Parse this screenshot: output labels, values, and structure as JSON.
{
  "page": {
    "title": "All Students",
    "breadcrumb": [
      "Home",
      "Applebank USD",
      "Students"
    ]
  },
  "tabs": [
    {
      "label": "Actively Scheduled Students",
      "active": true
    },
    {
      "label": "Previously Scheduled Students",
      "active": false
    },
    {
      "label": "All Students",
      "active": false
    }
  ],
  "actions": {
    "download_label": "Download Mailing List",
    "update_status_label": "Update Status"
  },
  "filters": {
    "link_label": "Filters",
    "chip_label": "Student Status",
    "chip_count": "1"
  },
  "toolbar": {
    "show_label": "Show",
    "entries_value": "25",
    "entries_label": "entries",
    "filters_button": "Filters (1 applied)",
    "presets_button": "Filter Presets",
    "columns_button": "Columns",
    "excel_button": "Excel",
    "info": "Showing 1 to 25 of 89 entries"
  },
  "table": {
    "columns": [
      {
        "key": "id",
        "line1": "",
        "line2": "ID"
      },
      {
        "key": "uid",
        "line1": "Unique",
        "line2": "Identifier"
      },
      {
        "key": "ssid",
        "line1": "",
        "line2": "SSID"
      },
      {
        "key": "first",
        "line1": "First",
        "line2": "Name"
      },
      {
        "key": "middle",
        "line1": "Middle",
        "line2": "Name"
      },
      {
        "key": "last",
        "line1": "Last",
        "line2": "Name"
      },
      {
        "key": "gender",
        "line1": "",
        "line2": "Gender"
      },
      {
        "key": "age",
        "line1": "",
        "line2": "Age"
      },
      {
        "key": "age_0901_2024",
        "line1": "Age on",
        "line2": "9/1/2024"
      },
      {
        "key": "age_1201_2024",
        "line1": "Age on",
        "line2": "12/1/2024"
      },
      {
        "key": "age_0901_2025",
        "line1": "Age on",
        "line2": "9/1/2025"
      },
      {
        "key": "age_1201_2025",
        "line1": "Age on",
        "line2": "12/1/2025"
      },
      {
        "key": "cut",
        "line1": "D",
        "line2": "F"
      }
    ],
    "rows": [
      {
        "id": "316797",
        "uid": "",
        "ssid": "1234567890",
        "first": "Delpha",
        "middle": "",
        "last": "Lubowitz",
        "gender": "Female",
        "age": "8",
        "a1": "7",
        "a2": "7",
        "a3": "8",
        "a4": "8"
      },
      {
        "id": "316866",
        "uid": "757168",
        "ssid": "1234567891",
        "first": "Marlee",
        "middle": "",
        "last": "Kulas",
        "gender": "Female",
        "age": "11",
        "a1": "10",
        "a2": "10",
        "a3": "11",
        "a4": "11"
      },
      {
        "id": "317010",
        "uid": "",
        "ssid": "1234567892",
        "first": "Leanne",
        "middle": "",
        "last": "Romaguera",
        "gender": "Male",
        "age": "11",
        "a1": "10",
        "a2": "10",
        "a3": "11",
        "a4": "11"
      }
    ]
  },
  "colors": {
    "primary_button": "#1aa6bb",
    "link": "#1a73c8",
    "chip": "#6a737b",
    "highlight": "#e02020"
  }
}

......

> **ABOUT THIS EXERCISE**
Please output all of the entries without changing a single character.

> **ANSWER SECTION**
Parse this screenshot: output labels, values, and structure as JSON.
{
  "page": {
    "title": "All Students",
    "breadcrumb": [
      "Home",
      "Applebank USD",
      "Students"
    ]
  },
  "tabs": [
    {
      "label": "Actively Scheduled Students",
      "active": true
    },
    {
      "label": "Previously Scheduled Students",
      "active": false
    },
    {
      "label": "All Students",
      "active": false
    }
  ],
  "actions": {
    "download_label": "Download Mailing List",
    "update_status_label": "Update Status"
  },
  "filters": {
    "link_label": "Filters",
    "chip_label": "Student Status",
    "chip_count": "1"
  },
  "toolbar": {
    "show_label": "Show",
    "entries_value": "25",
    "entries_label": "entries",
    "filters_button": "Filters (1 applied)",
    "presets_button": "Filter Presets",
    "columns_button": "Columns",
    "excel_button": "Excel",
    "info": "Showing 1 to 25 of 89 entries"
  },
  "table": {
    "columns": [
      {
        "key": "id",
        "line1": "",
        "line2": "ID"
      },
      {
        "key": "uid",
        "line1": "Unique",
        "line2": "Identifier"
      },
      {
        "key": "ssid",
        "line1": "",
        "line2": "SSID"
      },
      {
        "key": "first",
        "line1": "First",
        "line2": "Name"
      },
      {
        "key": "middle",
        "line1": "Middle",
        "line2": "Name"
      },
      {
        "key": "last",
        "line1": "Last",
        "line2": "Name"
      },
      {
        "key": "gender",
        "line1": "",
        "line2": "Gender"
      },
      {
        "key": "age",
        "line1": "",
        "line2": "Age"
      },
      {
        "key": "age_0901_2024",
        "line1": "Age on",
        "line2": "9/1/2024"
      },
      {
        "key": "age_1201_2024",
        "line1": "Age on",
        "line2": "12/1/2024"
      },
      {
        "key": "age_0901_2025",
        "line1": "Age on",
        "line2": "9/1/2025"
      },
      {
        "key": "age_1201_2025",
        "line1": "Age on",
        "line2": "12/1/2025"
      },
      {
        "key": "cut",
        "line1": "D",
        "line2": "F"
      }
    ],
    "rows": [
      {
        "id": "316797",
        "uid": "",
        "ssid": "1234567890",
        "first": "Delpha",
        "middle": "",
        "last": "Lubowitz",
        "gender": "Female",
        "age": "8",
        "a1": "7",
        "a2": "7",
        "a3": "8",
        "a4": "8"
      },
      {
        "id": "316866",
        "uid": "757168",
        "ssid": "1234567891",
        "first": "Marlee",
        "middle": "",
        "last": "Kulas",
        "gender": "Female",
        "age": "11",
        "a1": "10",
        "a2": "10",
        "a3": "11",
        "a4": "11"
      },
      {
        "id": "317010",
        "uid": "",
        "ssid": "1234567892",
        "first": "Leanne",
        "middle": "",
        "last": "Romaguera",
        "gender": "Male",
        "age": "11",
        "a1": "10",
        "a2": "10",
        "a3": "11",
        "a4": "11"
      }
    ]
  },
  "colors": {
    "primary_button": "#1aa6bb",
    "link": "#1a73c8",
    "chip": "#6a737b",
    "highlight": "#e02020"
  }
}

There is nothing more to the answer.